In Our Own Backyard…The best of times, the worst of timesIt was a huge relief when the digital video recorder (DVR) came along. No more bulky cassette tapes, no more dashing madly around at the last minute trying to find a blank tape, no more recording disasters.
By: Wendy Johnson, Pine Journal
I was around kindergarten age when my family first got a television set. It was black and white, the kind with a screen with rounded corners set into a cabinet. It was a big deal for us, because prior to that we simply listened to the radio.
My dad climbed a giant white pine tree outside our house in order to mount the antenna in the most opportune spot for reception, and we got two channels. My mom and dad liked to watch The Today Show with Dave Garraway in the early mornings, and my sister and I would avidly hang on Captain Kangaroo right up until the very last minute before we had to head out the door to catch the school bus.
It was a very, very big deal indeed – one that was reserved only for those few minutes before school and after our homework was done at night, and then only for a short time before we went off to bed. A few years later we got a color TV, and somewhere along the way a third channel was added to the networks we received. If ever there was a fight over which channel we were going to watch, I don’t really remember. It was just such a thrill to have television that I don’t think any of us really cared.
Fast forward some 50 years, and now there’s cable TV, satellite TV and thousands of channels that feature programming around the clock on almost any subject you care to watch (and a whole lot you don’t!).
But with all of the television offerings available to us today – and with our lives already consumed by our addiction to computers – it didn’t take us long to discover there simply isn’t enough time in the day (or week, or month) to watch everything we wanted to watch. And so along came the video cassette recorder (VCR) at about the same time my kids were involved in all sorts of things at school, and we found ourselves gone more evenings than we were home. It felt so freeing to be able to plunk one of the blank video cassette tapes into the recorder, program it to record some favorite show, and then just walk away, knowing it would be there for us to watch when we got home – sometimes.

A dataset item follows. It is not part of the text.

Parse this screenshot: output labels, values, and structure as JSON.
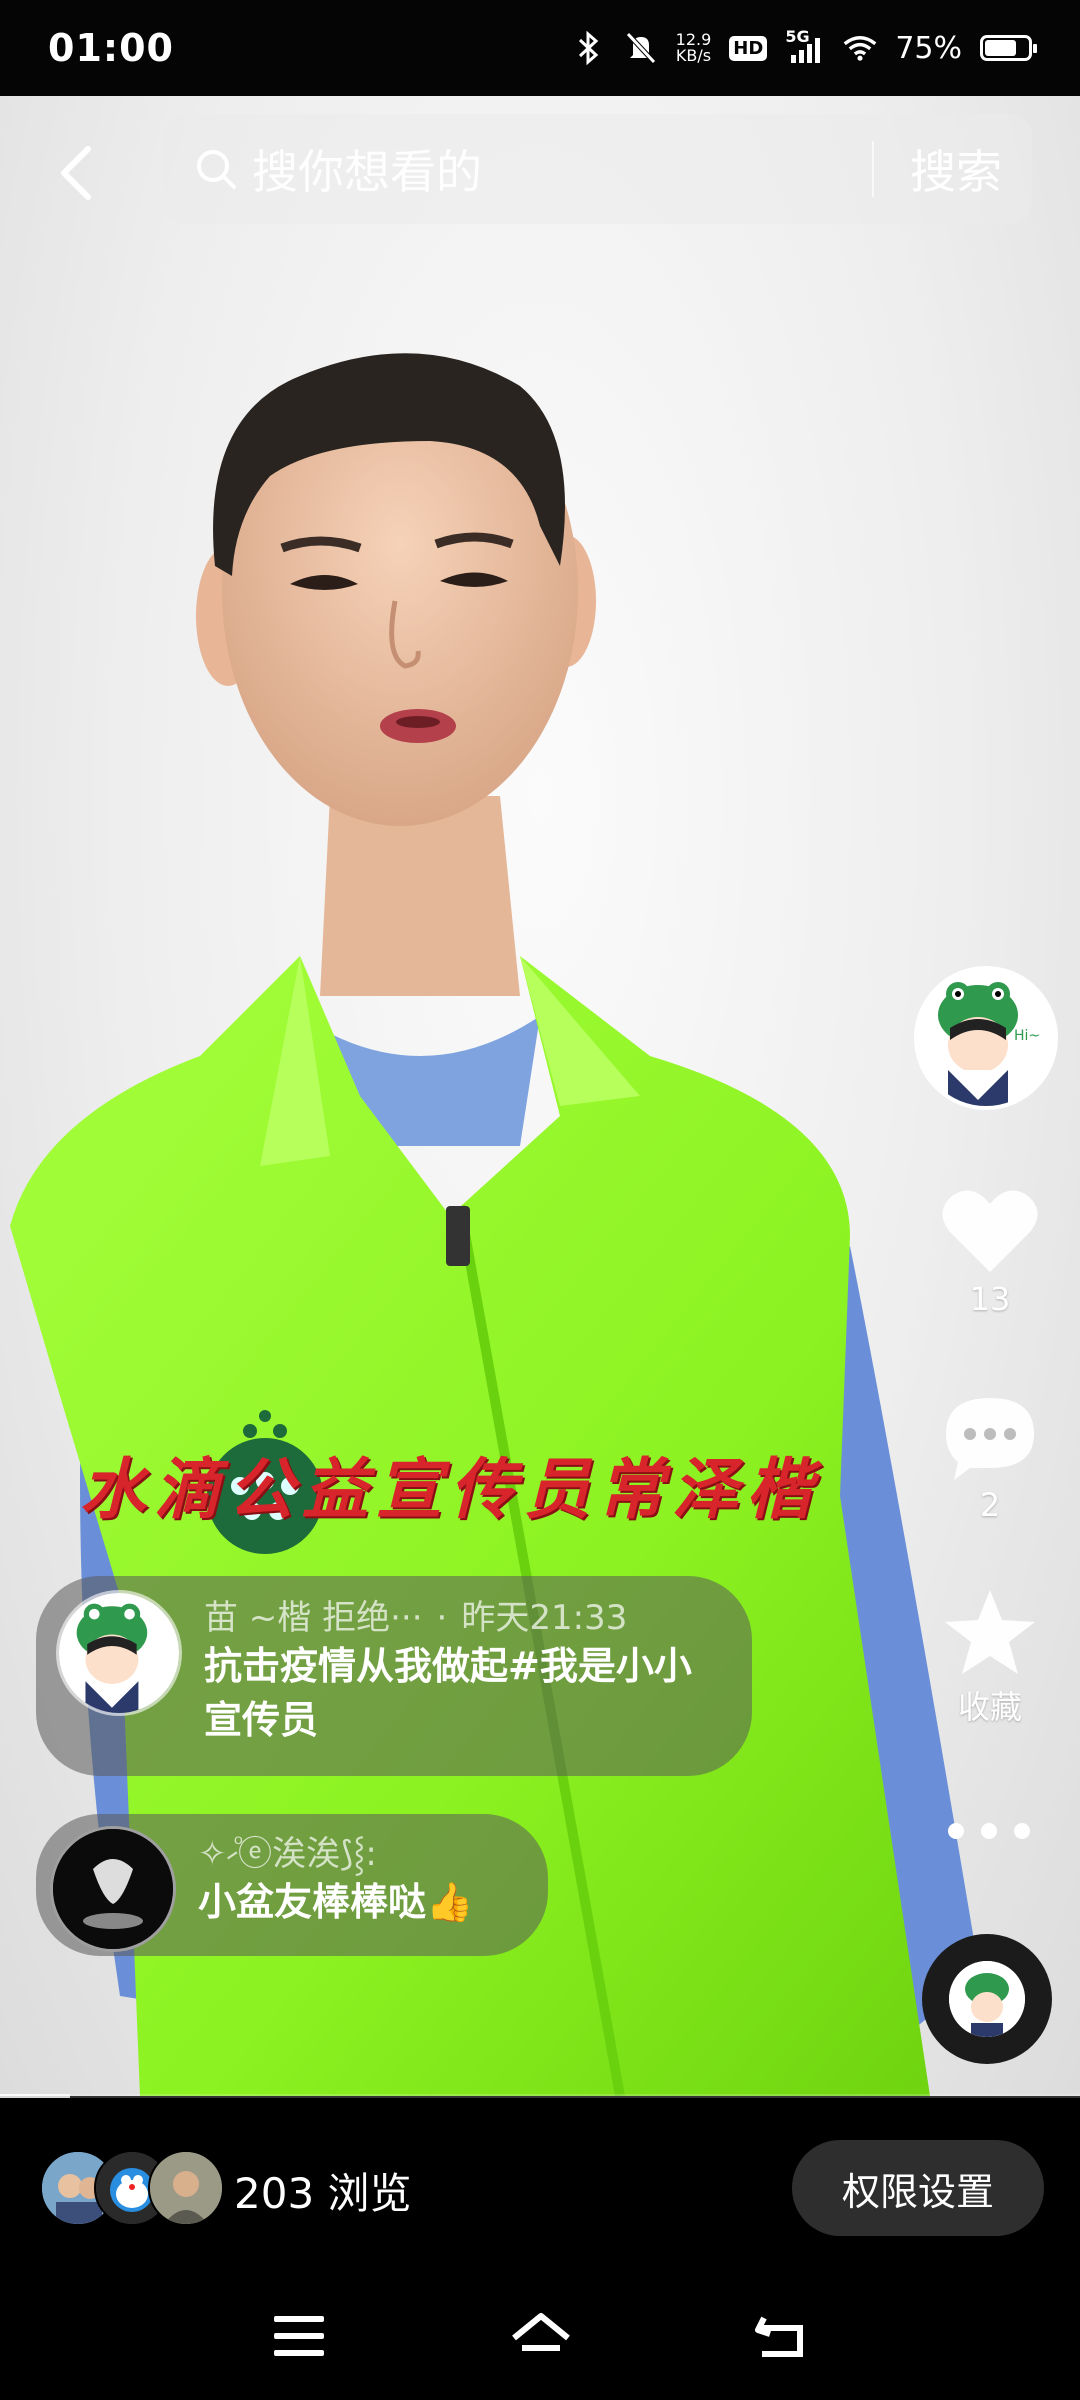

Who of us alive during those years will ever forget the inevitable recording disasters? Sometimes the recorder failed to come on at the right time, or on the correct channel, and sometimes it didn’t come on at all. Sometimes we accidentally taped over another program we hadn’t yet watched, and once I unknowingly taped over one of my daughter’s dance recital tapes. Once I recorded the Kentucky Derby, and just as the horses were galloping down the home stretch for the finish wire, the VCR came to the end of the tape and rewound. To this day, it still brings tears to my eyes….
And then, there were the times when the tape inside the cassette inexplicably broke or became twisted in the gears of the VCR when I tried to extract it, destroying the tape and everything on it.
It was a huge relief when the digital video recorder (DVR) came along. No more bulky cassette tapes, no more dashing madly around at the last minute trying to find a blank tape, no more recording disasters. All we have to do now is program the DVR to record what shows we want, and at what times, and viola – they’re there waiting for us whenever we want to settle back and watch them.
With the latest DVR technology, it’s possible to record up to four different programs at the very same time. We can watch one channel live and record another. We can set it to record Gopher basketball whenever it comes on the air, and we can stockpile literally hundreds of hours’ worth of shows. It’s an absolute TV-watcher’s dream.
Last week my husband and I were catching up on our recorded programs during some of those long winter evenings when there wasn’t much else to do. Over the course of three or four days, we watched the season finale of “Downton Abbey,” the sudden death round of “American Idol,” and the latest episode of “The Bachelor.”
The only thing left to watch on the DVR was the two nights of competition from one of my perennial favorites, the Westminster Kennel Club Dog Show. It had aired three weeks earlier, and I had been waiting for a weekend such as this when we would have enough down time to watch it all – kind of a case of saving the best for last.
As we finished up the episode of “The Bachelor” on Friday night, Ken decided to delete it to free up more space on the DVR. And right before our very eyes, with one simple miscue of the remote control, he deleted the entire dog show….